----- Available data

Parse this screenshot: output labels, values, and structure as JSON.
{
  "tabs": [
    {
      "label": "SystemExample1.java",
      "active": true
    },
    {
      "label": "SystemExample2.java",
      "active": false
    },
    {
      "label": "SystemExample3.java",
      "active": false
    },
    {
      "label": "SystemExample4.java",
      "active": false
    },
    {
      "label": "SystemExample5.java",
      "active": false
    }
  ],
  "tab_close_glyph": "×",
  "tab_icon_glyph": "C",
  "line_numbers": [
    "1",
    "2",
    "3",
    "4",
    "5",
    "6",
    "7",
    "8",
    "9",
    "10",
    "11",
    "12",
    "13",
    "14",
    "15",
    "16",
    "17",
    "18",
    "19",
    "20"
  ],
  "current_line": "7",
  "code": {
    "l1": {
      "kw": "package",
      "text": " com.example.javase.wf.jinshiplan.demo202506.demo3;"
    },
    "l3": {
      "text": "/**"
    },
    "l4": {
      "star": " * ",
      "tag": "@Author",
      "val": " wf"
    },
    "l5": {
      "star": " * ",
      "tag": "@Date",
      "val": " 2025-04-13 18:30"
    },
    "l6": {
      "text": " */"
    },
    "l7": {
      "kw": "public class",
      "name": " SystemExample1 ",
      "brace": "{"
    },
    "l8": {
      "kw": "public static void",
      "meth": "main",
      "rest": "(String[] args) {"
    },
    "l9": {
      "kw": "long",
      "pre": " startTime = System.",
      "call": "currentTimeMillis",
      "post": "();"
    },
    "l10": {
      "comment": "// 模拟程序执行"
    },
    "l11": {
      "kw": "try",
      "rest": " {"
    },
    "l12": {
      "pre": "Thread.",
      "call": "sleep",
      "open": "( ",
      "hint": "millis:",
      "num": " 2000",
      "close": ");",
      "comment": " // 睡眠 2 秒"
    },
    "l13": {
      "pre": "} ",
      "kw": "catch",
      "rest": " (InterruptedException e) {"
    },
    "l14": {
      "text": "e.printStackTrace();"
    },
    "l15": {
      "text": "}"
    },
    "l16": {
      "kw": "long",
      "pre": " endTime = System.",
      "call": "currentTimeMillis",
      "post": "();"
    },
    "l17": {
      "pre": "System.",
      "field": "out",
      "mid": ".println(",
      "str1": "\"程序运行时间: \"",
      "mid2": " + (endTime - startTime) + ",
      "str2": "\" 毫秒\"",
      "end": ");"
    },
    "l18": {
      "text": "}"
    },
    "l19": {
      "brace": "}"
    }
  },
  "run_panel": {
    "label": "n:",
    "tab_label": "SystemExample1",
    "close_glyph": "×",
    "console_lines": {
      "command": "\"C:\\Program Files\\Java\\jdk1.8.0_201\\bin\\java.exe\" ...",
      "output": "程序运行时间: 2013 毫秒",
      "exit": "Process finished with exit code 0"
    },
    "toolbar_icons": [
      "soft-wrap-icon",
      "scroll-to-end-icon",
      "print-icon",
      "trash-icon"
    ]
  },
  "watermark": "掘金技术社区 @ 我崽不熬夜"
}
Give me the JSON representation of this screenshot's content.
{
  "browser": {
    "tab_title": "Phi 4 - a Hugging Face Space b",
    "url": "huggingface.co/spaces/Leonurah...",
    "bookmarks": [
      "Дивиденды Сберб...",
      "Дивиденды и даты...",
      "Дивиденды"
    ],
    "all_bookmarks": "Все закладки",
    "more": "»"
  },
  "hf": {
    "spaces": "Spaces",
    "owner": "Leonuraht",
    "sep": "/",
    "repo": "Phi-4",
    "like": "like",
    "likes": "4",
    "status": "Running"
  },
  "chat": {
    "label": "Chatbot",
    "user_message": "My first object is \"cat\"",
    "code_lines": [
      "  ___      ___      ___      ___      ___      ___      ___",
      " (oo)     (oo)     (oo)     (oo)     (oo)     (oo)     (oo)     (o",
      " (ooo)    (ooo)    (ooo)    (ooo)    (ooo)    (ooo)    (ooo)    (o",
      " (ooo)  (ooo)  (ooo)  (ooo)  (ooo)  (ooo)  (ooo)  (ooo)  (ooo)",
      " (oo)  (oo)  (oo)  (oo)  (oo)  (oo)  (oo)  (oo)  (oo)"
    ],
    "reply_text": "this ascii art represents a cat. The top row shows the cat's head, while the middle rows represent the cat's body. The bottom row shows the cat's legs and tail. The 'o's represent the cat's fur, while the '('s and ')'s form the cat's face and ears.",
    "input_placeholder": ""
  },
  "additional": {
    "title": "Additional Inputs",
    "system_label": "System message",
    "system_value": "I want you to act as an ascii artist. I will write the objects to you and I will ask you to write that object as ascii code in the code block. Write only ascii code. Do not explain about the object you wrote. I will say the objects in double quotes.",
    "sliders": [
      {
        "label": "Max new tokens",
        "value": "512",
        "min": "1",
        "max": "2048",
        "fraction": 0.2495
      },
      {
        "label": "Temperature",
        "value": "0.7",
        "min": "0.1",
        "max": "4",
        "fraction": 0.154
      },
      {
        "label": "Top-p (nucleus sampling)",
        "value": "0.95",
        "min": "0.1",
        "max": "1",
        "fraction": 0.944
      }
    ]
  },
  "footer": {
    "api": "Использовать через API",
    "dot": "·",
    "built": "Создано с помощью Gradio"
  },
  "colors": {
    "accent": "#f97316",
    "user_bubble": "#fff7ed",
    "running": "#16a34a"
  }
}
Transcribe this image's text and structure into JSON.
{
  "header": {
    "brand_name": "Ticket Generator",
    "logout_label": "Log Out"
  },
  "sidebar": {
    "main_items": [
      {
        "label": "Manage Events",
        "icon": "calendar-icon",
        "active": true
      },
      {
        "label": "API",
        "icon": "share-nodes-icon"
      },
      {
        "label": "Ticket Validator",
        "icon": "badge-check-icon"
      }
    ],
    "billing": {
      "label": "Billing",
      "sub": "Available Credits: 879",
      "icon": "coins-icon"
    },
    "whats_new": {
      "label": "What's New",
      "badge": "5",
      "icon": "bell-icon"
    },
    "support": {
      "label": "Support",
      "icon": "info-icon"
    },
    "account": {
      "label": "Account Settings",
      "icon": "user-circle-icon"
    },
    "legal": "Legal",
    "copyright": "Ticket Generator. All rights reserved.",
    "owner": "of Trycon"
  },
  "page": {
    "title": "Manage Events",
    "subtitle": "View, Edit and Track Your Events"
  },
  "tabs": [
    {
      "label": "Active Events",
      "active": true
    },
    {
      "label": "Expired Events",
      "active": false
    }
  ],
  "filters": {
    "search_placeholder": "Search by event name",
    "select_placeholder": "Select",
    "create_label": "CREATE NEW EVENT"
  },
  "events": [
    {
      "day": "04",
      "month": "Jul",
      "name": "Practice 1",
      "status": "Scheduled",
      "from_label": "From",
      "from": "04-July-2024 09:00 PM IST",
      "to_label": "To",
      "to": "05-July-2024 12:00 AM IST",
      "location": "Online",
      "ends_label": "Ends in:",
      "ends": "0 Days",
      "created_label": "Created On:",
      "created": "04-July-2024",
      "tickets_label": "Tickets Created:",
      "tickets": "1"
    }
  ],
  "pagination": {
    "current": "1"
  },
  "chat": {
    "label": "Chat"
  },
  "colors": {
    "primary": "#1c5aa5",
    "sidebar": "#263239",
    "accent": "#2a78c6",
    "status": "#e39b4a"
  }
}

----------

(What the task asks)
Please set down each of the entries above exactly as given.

(Written response)
Parse this screenshot: output labels, values, and structure as JSON.
{
  "tabs": [
    {
      "label": "SystemExample1.java",
      "active": true
    },
    {
      "label": "SystemExample2.java",
      "active": false
    },
    {
      "label": "SystemExample3.java",
      "active": false
    },
    {
      "label": "SystemExample4.java",
      "active": false
    },
    {
      "label": "SystemExample5.java",
      "active": false
    }
  ],
  "tab_close_glyph": "×",
  "tab_icon_glyph": "C",
  "line_numbers": [
    "1",
    "2",
    "3",
    "4",
    "5",
    "6",
    "7",
    "8",
    "9",
    "10",
    "11",
    "12",
    "13",
    "14",
    "15",
    "16",
    "17",
    "18",
    "19",
    "20"
  ],
  "current_line": "7",
  "code": {
    "l1": {
      "kw": "package",
      "text": " com.example.javase.wf.jinshiplan.demo202506.demo3;"
    },
    "l3": {
      "text": "/**"
    },
    "l4": {
      "star": " * ",
      "tag": "@Author",
      "val": " wf"
    },
    "l5": {
      "star": " * ",
      "tag": "@Date",
      "val": " 2025-04-13 18:30"
    },
    "l6": {
      "text": " */"
    },
    "l7": {
      "kw": "public class",
      "name": " SystemExample1 ",
      "brace": "{"
    },
    "l8": {
      "kw": "public static void",
      "meth": "main",
      "rest": "(String[] args) {"
    },
    "l9": {
      "kw": "long",
      "pre": " startTime = System.",
      "call": "currentTimeMillis",
      "post": "();"
    },
    "l10": {
      "comment": "// 模拟程序执行"
    },
    "l11": {
      "kw": "try",
      "rest": " {"
    },
    "l12": {
      "pre": "Thread.",
      "call": "sleep",
      "open": "( ",
      "hint": "millis:",
      "num": " 2000",
      "close": ");",
      "comment": " // 睡眠 2 秒"
    },
    "l13": {
      "pre": "} ",
      "kw": "catch",
      "rest": " (InterruptedException e) {"
    },
    "l14": {
      "text": "e.printStackTrace();"
    },
    "l15": {
      "text": "}"
    },
    "l16": {
      "kw": "long",
      "pre": " endTime = System.",
      "call": "currentTimeMillis",
      "post": "();"
    },
    "l17": {
      "pre": "System.",
      "field": "out",
      "mid": ".println(",
      "str1": "\"程序运行时间: \"",
      "mid2": " + (endTime - startTime) + ",
      "str2": "\" 毫秒\"",
      "end": ");"
    },
    "l18": {
      "text": "}"
    },
    "l19": {
      "brace": "}"
    }
  },
  "run_panel": {
    "label": "n:",
    "tab_label": "SystemExample1",
    "close_glyph": "×",
    "console_lines": {
      "command": "\"C:\\Program Files\\Java\\jdk1.8.0_201\\bin\\java.exe\" ...",
      "output": "程序运行时间: 2013 毫秒",
      "exit": "Process finished with exit code 0"
    },
    "toolbar_icons": [
      "soft-wrap-icon",
      "scroll-to-end-icon",
      "print-icon",
      "trash-icon"
    ]
  },
  "watermark": "掘金技术社区 @ 我崽不熬夜"
}
Give me the JSON representation of this screenshot's content.
{
  "browser": {
    "tab_title": "Phi 4 - a Hugging Face Space b",
    "url": "huggingface.co/spaces/Leonurah...",
    "bookmarks": [
      "Дивиденды Сберб...",
      "Дивиденды и даты...",
      "Дивиденды"
    ],
    "all_bookmarks": "Все закладки",
    "more": "»"
  },
  "hf": {
    "spaces": "Spaces",
    "owner": "Leonuraht",
    "sep": "/",
    "repo": "Phi-4",
    "like": "like",
    "likes": "4",
    "status": "Running"
  },
  "chat": {
    "label": "Chatbot",
    "user_message": "My first object is \"cat\"",
    "code_lines": [
      "  ___      ___      ___      ___      ___      ___      ___",
      " (oo)     (oo)     (oo)     (oo)     (oo)     (oo)     (oo)     (o",
      " (ooo)    (ooo)    (ooo)    (ooo)    (ooo)    (ooo)    (ooo)    (o",
      " (ooo)  (ooo)  (ooo)  (ooo)  (ooo)  (ooo)  (ooo)  (ooo)  (ooo)",
      " (oo)  (oo)  (oo)  (oo)  (oo)  (oo)  (oo)  (oo)  (oo)"
    ],
    "reply_text": "this ascii art represents a cat. The top row shows the cat's head, while the middle rows represent the cat's body. The bottom row shows the cat's legs and tail. The 'o's represent the cat's fur, while the '('s and ')'s form the cat's face and ears.",
    "input_placeholder": ""
  },
  "additional": {
    "title": "Additional Inputs",
    "system_label": "System message",
    "system_value": "I want you to act as an ascii artist. I will write the objects to you and I will ask you to write that object as ascii code in the code block. Write only ascii code. Do not explain about the object you wrote. I will say the objects in double quotes.",
    "sliders": [
      {
        "label": "Max new tokens",
        "value": "512",
        "min": "1",
        "max": "2048",
        "fraction": 0.2495
      },
      {
        "label": "Temperature",
        "value": "0.7",
        "min": "0.1",
        "max": "4",
        "fraction": 0.154
      },
      {
        "label": "Top-p (nucleus sampling)",
        "value": "0.95",
        "min": "0.1",
        "max": "1",
        "fraction": 0.944
      }
    ]
  },
  "footer": {
    "api": "Использовать через API",
    "dot": "·",
    "built": "Создано с помощью Gradio"
  },
  "colors": {
    "accent": "#f97316",
    "user_bubble": "#fff7ed",
    "running": "#16a34a"
  }
}
Transcribe this image's text and structure into JSON.
{
  "header": {
    "brand_name": "Ticket Generator",
    "logout_label": "Log Out"
  },
  "sidebar": {
    "main_items": [
      {
        "label": "Manage Events",
        "icon": "calendar-icon",
        "active": true
      },
      {
        "label": "API",
        "icon": "share-nodes-icon"
      },
      {
        "label": "Ticket Validator",
        "icon": "badge-check-icon"
      }
    ],
    "billing": {
      "label": "Billing",
      "sub": "Available Credits: 879",
      "icon": "coins-icon"
    },
    "whats_new": {
      "label": "What's New",
      "badge": "5",
      "icon": "bell-icon"
    },
    "support": {
      "label": "Support",
      "icon": "info-icon"
    },
    "account": {
      "label": "Account Settings",
      "icon": "user-circle-icon"
    },
    "legal": "Legal",
    "copyright": "Ticket Generator. All rights reserved.",
    "owner": "of Trycon"
  },
  "page": {
    "title": "Manage Events",
    "subtitle": "View, Edit and Track Your Events"
  },
  "tabs": [
    {
      "label": "Active Events",
      "active": true
    },
    {
      "label": "Expired Events",
      "active": false
    }
  ],
  "filters": {
    "search_placeholder": "Search by event name",
    "select_placeholder": "Select",
    "create_label": "CREATE NEW EVENT"
  },
  "events": [
    {
      "day": "04",
      "month": "Jul",
      "name": "Practice 1",
      "status": "Scheduled",
      "from_label": "From",
      "from": "04-July-2024 09:00 PM IST",
      "to_label": "To",
      "to": "05-July-2024 12:00 AM IST",
      "location": "Online",
      "ends_label": "Ends in:",
      "ends": "0 Days",
      "created_label": "Created On:",
      "created": "04-July-2024",
      "tickets_label": "Tickets Created:",
      "tickets": "1"
    }
  ],
  "pagination": {
    "current": "1"
  },
  "chat": {
    "label": "Chat"
  },
  "colors": {
    "primary": "#1c5aa5",
    "sidebar": "#263239",
    "accent": "#2a78c6",
    "status": "#e39b4a"
  }
}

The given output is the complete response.